RECORD SET:
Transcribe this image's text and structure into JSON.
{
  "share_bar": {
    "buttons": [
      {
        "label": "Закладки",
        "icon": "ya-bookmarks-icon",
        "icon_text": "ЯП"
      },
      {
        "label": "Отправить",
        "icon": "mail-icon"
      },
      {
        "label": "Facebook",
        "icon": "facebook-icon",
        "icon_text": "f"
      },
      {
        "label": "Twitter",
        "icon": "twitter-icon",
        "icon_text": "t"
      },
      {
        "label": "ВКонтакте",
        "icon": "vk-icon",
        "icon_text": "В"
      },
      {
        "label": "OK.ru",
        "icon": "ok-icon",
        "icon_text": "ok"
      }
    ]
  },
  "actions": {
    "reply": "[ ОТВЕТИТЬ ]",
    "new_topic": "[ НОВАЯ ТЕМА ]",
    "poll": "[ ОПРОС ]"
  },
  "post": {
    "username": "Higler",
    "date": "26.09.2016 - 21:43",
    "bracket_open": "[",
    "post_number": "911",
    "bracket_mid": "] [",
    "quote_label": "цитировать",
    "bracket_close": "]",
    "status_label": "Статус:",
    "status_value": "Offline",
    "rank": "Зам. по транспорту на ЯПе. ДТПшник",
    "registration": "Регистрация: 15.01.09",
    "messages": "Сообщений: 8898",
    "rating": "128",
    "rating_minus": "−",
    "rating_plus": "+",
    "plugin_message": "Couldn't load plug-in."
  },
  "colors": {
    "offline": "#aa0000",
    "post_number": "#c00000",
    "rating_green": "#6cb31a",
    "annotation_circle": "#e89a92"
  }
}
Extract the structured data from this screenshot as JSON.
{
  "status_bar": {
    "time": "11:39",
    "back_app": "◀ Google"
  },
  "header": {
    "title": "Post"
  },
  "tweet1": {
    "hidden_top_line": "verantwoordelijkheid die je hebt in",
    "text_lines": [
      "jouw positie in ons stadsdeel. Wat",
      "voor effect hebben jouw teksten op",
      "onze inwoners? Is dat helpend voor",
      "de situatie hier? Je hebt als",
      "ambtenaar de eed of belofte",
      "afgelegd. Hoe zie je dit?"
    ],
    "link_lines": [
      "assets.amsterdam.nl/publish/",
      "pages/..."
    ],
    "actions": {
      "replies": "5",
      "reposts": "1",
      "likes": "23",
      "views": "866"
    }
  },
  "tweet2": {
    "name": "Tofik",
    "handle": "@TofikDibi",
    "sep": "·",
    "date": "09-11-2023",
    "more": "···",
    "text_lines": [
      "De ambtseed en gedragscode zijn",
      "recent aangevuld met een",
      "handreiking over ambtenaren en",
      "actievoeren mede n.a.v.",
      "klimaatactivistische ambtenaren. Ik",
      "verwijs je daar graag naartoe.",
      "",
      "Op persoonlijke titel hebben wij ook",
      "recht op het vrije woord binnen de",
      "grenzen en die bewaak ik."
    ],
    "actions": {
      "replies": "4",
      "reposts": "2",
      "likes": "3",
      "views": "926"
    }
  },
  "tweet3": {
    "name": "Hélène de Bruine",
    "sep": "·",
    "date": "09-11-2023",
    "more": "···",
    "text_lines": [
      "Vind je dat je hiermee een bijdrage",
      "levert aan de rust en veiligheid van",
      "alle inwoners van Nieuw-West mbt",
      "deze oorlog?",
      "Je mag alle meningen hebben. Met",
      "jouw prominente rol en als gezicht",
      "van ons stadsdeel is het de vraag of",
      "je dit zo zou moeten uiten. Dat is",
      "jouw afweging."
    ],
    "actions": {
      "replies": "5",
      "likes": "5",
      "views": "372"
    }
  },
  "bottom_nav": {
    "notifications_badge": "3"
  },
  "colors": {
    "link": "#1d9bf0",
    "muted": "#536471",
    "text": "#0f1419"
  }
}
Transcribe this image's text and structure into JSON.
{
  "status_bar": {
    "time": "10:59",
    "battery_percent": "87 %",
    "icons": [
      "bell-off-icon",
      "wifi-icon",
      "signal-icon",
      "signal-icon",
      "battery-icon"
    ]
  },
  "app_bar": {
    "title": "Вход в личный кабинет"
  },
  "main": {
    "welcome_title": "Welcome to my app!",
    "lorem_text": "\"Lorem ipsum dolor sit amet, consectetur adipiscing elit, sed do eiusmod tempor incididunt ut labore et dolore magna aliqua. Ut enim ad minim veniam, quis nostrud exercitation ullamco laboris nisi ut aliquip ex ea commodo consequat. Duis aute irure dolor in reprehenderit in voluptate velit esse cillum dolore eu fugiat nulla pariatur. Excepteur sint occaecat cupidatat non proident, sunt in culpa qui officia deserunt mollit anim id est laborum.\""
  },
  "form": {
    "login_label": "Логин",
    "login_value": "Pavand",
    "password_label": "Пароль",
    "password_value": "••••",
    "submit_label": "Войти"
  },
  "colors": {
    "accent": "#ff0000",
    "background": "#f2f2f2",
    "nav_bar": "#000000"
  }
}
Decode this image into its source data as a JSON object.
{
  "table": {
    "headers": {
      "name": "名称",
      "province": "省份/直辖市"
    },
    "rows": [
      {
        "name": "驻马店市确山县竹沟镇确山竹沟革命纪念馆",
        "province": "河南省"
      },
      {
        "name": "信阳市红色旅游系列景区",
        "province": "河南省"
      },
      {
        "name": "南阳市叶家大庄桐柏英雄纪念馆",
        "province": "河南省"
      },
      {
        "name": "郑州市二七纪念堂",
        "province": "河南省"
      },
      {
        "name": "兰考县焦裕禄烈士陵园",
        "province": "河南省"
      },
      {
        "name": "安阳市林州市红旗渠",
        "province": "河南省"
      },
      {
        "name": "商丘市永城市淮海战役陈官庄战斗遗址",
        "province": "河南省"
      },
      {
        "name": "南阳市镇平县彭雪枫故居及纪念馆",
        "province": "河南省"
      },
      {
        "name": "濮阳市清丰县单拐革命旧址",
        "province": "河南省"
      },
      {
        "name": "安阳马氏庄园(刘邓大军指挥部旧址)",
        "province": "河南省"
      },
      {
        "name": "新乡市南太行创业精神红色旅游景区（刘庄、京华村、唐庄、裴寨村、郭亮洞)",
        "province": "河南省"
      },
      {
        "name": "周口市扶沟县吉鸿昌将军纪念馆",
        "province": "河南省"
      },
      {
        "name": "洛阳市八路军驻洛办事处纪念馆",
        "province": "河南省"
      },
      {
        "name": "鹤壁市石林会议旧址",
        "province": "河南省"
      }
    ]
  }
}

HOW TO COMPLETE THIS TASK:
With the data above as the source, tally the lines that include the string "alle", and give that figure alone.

ANSWER BOX:
2